# Task requirements:
Search the listing below for the word "Disk", and copy every line in which it turns up.

# Data to process:
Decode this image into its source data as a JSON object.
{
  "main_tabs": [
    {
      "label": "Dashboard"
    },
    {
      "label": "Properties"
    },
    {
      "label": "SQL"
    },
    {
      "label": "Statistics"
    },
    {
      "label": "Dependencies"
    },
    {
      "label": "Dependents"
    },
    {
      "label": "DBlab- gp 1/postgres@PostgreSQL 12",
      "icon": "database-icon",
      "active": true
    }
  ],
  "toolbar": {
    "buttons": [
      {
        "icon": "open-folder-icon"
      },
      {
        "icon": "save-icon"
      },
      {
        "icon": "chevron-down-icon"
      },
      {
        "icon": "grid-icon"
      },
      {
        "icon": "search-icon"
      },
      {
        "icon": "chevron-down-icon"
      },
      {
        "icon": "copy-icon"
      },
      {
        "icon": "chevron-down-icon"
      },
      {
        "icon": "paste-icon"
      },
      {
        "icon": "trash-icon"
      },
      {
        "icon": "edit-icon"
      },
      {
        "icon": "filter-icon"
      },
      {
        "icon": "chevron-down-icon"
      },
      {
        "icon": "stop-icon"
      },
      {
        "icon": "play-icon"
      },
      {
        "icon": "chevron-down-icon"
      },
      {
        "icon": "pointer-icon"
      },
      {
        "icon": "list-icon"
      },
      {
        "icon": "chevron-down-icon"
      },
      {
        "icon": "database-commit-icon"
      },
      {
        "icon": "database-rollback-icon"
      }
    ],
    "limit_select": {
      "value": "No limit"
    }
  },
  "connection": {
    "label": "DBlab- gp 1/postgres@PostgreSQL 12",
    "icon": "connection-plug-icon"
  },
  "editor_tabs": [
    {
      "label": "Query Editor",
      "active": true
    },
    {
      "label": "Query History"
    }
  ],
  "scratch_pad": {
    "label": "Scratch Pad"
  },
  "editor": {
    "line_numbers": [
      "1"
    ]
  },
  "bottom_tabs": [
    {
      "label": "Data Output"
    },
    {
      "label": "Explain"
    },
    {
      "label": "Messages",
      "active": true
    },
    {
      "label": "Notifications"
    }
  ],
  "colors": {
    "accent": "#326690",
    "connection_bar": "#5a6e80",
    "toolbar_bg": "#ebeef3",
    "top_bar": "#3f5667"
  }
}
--
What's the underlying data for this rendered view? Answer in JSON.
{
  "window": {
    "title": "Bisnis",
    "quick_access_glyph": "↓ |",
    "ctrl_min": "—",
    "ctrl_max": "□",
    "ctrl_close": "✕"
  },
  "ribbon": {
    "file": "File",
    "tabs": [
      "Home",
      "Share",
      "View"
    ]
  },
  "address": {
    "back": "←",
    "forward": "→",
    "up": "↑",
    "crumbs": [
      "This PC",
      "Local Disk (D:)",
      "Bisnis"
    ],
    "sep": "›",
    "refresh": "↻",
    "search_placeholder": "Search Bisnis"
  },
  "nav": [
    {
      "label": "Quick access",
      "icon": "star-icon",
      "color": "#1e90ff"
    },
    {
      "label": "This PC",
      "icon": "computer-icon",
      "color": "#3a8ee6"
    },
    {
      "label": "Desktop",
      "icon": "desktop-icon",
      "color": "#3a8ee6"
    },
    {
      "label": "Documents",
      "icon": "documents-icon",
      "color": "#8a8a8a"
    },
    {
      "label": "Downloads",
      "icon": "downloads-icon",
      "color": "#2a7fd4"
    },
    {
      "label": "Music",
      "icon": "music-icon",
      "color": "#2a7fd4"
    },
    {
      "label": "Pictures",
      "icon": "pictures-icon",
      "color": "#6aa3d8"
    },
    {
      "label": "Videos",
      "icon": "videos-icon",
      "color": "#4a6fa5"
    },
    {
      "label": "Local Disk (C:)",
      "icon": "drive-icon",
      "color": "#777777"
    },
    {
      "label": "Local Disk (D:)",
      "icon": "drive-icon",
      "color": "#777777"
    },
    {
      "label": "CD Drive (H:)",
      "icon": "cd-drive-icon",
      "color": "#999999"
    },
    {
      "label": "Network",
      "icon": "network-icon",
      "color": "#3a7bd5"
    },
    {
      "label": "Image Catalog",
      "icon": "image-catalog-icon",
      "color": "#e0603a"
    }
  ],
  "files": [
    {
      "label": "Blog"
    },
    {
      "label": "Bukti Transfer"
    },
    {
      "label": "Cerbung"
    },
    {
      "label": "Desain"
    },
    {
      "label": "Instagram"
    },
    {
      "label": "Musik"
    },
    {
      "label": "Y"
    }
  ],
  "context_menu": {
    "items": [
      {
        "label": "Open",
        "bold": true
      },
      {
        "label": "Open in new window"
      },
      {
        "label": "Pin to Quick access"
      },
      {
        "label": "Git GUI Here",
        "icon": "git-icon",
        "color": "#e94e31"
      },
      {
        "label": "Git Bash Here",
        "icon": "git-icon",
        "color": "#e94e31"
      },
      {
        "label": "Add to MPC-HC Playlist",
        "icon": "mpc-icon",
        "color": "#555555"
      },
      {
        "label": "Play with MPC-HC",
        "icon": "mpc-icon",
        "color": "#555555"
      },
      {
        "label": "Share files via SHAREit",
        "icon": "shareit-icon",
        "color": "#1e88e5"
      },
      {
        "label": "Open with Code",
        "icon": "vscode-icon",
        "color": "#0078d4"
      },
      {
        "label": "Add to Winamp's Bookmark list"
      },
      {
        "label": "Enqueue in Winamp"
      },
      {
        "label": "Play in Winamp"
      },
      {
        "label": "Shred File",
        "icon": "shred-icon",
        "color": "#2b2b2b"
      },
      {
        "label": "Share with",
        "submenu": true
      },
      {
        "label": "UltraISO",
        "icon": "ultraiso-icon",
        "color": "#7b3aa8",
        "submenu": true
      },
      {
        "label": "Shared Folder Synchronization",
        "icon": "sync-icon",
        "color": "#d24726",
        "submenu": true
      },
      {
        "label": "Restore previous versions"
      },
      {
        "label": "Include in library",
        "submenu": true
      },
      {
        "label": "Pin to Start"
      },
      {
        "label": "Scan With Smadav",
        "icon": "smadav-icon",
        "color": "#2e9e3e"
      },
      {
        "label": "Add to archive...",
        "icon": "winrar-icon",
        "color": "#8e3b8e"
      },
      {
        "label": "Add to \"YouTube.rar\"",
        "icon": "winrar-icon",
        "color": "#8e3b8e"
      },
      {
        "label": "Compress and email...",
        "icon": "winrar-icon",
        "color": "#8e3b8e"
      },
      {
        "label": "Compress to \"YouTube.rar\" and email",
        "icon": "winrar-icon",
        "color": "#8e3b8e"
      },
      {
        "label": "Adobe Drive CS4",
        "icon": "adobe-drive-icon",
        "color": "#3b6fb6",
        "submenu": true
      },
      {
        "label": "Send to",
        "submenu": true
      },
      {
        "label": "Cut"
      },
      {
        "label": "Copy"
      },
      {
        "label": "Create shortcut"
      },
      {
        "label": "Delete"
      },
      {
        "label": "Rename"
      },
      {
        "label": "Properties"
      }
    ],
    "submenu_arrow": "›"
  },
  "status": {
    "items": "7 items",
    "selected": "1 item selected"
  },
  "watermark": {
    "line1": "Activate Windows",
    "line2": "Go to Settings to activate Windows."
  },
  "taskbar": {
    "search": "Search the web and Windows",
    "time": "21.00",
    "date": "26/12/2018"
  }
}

# Exercise response:
      "Local Disk (D:)",
      "label": "Local Disk (C:)",
      "label": "Local Disk (D:)",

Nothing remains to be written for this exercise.